=== Task details ===
Retrieve each line that contains the word "time" from the entries below.

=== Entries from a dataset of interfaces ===
= Beginning of Section =
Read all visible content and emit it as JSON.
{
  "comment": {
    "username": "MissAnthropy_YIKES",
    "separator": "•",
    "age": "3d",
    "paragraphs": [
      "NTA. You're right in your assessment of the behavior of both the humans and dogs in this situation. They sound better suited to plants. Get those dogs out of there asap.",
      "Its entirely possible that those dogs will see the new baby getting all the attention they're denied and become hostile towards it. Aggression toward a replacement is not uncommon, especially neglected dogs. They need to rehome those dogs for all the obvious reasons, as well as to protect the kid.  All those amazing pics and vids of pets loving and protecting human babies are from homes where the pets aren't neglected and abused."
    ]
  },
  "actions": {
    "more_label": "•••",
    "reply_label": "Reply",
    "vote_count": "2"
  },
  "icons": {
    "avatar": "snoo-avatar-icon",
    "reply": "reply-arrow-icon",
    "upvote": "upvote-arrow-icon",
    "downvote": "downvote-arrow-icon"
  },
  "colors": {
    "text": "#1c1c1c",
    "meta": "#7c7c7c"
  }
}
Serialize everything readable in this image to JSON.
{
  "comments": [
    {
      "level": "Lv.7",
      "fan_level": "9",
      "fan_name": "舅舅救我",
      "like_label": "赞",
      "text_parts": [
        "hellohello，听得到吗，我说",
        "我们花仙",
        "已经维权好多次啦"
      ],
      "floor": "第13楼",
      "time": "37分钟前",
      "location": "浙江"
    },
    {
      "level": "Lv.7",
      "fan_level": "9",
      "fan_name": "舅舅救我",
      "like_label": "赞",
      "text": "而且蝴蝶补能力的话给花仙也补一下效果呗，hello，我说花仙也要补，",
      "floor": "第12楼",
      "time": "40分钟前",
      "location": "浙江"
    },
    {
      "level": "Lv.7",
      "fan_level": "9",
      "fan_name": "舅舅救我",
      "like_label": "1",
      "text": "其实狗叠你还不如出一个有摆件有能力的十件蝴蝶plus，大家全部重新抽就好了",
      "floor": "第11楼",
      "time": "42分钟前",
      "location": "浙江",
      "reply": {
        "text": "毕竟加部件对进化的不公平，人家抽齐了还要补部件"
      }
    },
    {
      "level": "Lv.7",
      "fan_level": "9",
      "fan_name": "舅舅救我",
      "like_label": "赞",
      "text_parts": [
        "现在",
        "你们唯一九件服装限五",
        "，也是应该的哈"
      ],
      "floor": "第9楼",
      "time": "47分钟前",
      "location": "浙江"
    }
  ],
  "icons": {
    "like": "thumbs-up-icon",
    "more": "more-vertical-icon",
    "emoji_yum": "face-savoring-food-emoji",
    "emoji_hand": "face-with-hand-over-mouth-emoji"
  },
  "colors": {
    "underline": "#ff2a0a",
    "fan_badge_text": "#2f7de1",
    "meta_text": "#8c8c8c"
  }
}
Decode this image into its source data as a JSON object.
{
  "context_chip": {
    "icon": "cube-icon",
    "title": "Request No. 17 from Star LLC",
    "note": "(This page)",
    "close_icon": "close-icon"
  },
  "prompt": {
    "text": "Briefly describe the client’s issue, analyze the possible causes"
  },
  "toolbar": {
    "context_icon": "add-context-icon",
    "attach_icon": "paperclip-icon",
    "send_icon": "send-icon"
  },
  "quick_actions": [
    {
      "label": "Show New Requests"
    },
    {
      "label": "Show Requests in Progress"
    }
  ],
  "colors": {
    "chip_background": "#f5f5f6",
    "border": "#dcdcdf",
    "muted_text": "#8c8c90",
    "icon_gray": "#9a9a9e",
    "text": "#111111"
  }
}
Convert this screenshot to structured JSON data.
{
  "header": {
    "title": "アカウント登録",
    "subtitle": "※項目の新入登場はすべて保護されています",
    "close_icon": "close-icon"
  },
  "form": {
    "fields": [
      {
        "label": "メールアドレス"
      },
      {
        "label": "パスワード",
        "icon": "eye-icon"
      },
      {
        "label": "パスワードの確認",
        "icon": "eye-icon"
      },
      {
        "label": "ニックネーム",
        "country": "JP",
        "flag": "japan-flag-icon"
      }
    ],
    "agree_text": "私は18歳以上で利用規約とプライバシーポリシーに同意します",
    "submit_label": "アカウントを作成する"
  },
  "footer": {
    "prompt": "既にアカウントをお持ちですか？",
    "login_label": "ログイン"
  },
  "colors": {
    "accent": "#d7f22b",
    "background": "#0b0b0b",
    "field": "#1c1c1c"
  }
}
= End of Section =
=== Solution to the exercise ===
      "time": "37分钟前",
      "time": "40分钟前",
      "time": "42分钟前",
      "time": "47分钟前",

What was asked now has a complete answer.